TASK GOAL.
Provide the number of lines of the records that include "ended", with no other content.

MATERIAL FOR THE TASK.
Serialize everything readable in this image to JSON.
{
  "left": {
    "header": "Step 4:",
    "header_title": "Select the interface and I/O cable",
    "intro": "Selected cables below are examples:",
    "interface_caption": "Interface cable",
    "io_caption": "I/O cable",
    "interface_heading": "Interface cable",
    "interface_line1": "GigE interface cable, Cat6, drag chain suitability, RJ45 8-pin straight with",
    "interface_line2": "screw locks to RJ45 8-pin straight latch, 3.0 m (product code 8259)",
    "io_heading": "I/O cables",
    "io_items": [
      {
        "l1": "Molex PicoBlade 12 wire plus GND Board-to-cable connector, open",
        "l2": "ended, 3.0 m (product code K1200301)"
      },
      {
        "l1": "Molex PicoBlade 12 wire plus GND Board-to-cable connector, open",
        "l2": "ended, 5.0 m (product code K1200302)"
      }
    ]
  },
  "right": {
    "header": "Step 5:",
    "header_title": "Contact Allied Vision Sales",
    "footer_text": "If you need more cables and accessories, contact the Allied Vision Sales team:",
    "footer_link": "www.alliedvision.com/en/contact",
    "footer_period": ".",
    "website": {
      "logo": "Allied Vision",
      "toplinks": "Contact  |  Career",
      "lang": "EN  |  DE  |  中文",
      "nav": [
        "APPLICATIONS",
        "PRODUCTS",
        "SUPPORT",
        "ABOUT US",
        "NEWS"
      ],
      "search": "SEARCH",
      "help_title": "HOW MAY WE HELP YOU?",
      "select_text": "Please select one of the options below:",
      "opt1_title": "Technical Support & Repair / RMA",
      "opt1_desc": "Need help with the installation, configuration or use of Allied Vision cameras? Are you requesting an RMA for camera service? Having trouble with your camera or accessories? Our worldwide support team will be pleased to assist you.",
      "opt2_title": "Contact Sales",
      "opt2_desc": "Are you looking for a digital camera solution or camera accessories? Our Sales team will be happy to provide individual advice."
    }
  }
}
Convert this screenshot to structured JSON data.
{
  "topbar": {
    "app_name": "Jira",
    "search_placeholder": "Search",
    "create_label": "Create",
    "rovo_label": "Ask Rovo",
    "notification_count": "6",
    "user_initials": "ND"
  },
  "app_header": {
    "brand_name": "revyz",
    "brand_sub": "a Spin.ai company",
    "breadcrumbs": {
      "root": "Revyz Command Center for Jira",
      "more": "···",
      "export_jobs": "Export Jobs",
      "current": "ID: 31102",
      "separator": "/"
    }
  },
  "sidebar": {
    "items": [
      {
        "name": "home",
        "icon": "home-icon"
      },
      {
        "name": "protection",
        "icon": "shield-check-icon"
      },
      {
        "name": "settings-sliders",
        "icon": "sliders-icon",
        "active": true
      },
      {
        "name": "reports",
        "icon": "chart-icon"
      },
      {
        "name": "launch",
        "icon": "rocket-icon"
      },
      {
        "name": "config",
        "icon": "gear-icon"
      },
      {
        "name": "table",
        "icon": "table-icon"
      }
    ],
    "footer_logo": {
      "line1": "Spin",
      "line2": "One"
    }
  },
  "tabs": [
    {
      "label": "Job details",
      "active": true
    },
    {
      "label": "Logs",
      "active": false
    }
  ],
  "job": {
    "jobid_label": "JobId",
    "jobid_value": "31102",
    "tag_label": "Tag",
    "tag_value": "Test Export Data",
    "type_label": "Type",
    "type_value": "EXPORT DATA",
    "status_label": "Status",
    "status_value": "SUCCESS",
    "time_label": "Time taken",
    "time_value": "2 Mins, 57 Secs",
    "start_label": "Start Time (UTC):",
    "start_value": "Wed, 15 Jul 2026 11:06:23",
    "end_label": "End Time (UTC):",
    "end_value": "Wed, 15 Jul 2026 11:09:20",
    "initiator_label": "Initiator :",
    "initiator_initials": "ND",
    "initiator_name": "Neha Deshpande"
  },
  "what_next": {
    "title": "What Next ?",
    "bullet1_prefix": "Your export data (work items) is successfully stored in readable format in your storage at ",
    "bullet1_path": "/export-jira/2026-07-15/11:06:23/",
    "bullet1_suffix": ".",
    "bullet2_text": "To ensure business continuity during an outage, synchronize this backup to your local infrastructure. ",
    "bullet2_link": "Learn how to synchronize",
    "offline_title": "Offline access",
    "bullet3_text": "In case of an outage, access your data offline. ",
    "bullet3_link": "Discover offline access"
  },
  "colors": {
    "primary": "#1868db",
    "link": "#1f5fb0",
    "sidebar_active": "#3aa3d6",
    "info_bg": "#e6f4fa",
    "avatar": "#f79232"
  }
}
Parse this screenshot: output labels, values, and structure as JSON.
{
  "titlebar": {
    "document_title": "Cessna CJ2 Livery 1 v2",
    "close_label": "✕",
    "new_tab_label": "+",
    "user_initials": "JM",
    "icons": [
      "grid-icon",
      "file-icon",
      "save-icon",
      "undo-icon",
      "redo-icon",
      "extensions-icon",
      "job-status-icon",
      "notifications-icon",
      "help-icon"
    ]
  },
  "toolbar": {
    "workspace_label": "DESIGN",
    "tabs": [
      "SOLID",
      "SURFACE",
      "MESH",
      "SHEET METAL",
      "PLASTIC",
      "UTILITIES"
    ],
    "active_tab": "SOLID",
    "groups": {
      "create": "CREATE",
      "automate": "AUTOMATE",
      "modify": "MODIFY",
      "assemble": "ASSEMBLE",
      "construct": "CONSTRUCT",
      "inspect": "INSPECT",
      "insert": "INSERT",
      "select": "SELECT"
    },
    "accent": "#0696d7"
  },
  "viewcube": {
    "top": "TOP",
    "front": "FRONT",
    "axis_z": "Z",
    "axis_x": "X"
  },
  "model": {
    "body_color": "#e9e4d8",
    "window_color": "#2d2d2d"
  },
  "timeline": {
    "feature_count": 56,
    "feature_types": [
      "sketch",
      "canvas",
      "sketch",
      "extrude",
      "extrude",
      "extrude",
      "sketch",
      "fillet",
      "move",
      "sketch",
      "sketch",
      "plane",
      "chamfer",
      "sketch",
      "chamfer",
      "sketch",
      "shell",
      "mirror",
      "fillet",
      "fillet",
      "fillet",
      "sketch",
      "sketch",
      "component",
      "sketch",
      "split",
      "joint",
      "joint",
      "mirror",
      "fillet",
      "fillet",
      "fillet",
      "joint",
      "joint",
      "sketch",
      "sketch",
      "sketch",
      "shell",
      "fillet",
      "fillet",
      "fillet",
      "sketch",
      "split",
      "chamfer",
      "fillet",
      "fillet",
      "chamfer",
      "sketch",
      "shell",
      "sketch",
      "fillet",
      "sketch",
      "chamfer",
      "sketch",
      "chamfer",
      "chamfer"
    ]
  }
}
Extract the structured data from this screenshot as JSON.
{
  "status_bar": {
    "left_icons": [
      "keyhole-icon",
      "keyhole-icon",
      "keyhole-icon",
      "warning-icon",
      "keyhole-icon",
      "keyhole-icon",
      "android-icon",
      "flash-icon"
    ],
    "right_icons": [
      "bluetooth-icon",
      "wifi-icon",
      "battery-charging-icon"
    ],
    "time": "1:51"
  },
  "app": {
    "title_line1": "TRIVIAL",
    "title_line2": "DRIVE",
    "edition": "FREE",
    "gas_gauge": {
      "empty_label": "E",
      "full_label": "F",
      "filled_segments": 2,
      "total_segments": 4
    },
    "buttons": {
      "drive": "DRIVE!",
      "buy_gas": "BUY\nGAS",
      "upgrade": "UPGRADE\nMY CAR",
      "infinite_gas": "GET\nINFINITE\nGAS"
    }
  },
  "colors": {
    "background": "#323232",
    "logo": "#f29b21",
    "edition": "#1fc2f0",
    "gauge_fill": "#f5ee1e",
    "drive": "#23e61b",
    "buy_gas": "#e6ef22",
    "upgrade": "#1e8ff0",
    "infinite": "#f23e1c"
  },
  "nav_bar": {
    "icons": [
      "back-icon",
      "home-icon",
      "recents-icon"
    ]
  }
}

EXERCISE ANSWER.
2